Seat health often puts us in a sort of catch 22. Most of us want to protect the seats as much as possible, but we often forget about it. The moment our eyes are turned, they become carriers of stains, gashes, and stress or puncture marks. Some of us do a better job at keeping our seats clean than others, but still end up with mysterious damage or odors when we least expect it. A factor many don’t take into consideration is the effect of airborne moisture and condensation. Depending on what kind of seat you have, you may need to increase your level of protection with a car dehumidifier.
Leather is one of the most vulnerable types of seating when it comes to moisture. It’s a fairly porous surface, which promotes the trapping of water. Over long periods of time, mold and other bacteria can form in deep pores that can’t be cleaned out without a deep scrub, which is damaging to the seat. Leaving leather in humid conditions for long periods of time will wear it out faster as well, resulting in stress marks on the surface of the seat.
Vinyl is more resistant to water than leather, but it’s still not invincible. This material tends to crack easily over time. Sometimes the damage is visible, while other times it’s hidden along seams or at the base of the seat. When cracks are present, moisture can wreak havoc on the life of the seat, as well as be breeding grounds for bacteria.
Not many car seats are made of polyester, but several brands choose this material for seat covers. If you live in a humid environment, using a polyester seat cover is ill advised. The material absorbs and slowly expands with moisture. Likewise, it slowly expends the water it has collected. Stored moisture will find its way between the cover and the seat below. If there is damage underneath, this leads to even more problems.

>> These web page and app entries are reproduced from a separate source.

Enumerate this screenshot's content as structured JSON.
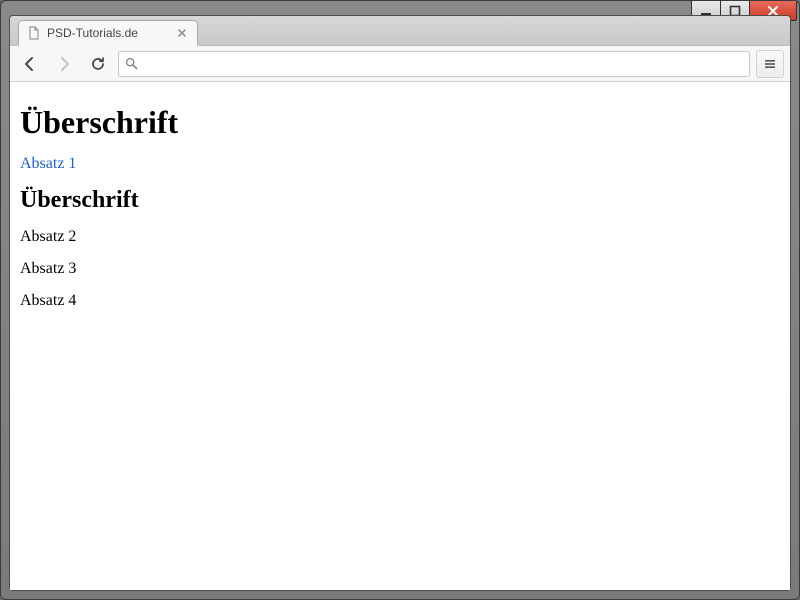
{
  "window": {
    "os": "windows-7"
  },
  "browser": {
    "name": "Google Chrome",
    "tab": {
      "title": "PSD-Tutorials.de"
    },
    "toolbar": {
      "back_enabled": true,
      "forward_enabled": false,
      "url_value": ""
    }
  },
  "page": {
    "h1": "Überschrift",
    "p1": "Absatz 1",
    "h2": "Überschrift",
    "p2": "Absatz 2",
    "p3": "Absatz 3",
    "p4": "Absatz 4"
  },
  "colors": {
    "link": "#1a5ed9",
    "window_close": "#cf3b25"
  }
}
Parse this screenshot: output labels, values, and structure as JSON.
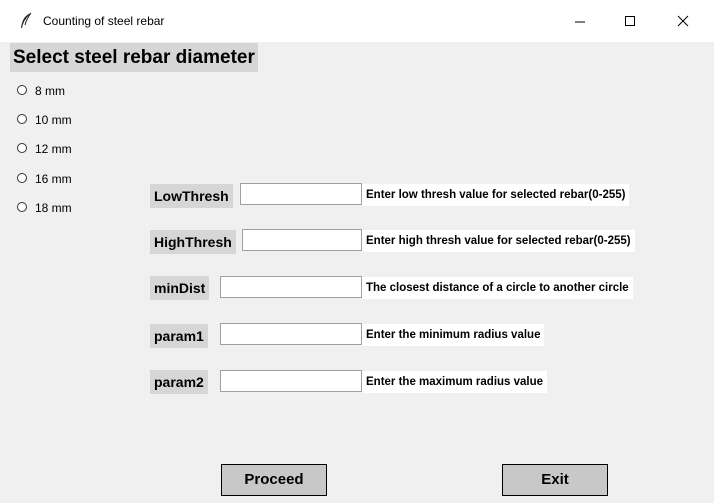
{
  "window": {
    "title": "Counting of steel rebar",
    "icons": [
      "feather-icon",
      "minimize-icon",
      "maximize-icon",
      "close-icon"
    ]
  },
  "heading": "Select steel rebar diameter",
  "diameters": [
    "8 mm",
    "10 mm",
    "12 mm",
    "16 mm",
    "18 mm"
  ],
  "params": [
    {
      "label": "LowThresh",
      "value": "",
      "hint": "Enter low thresh value for selected rebar(0-255)"
    },
    {
      "label": "HighThresh",
      "value": "",
      "hint": "Enter high thresh value for selected rebar(0-255)"
    },
    {
      "label": "minDist",
      "value": "",
      "hint": "The closest distance of a circle to another circle"
    },
    {
      "label": "param1",
      "value": "",
      "hint": "Enter the minimum radius value"
    },
    {
      "label": "param2",
      "value": "",
      "hint": "Enter the maximum radius value"
    }
  ],
  "buttons": {
    "proceed": "Proceed",
    "exit": "Exit"
  }
}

This generally is a safe choice. Neoprene is a water resistant material, and so as long as the entire seat is encased with neoprene there is little risk of moisture being absorbed by the seat.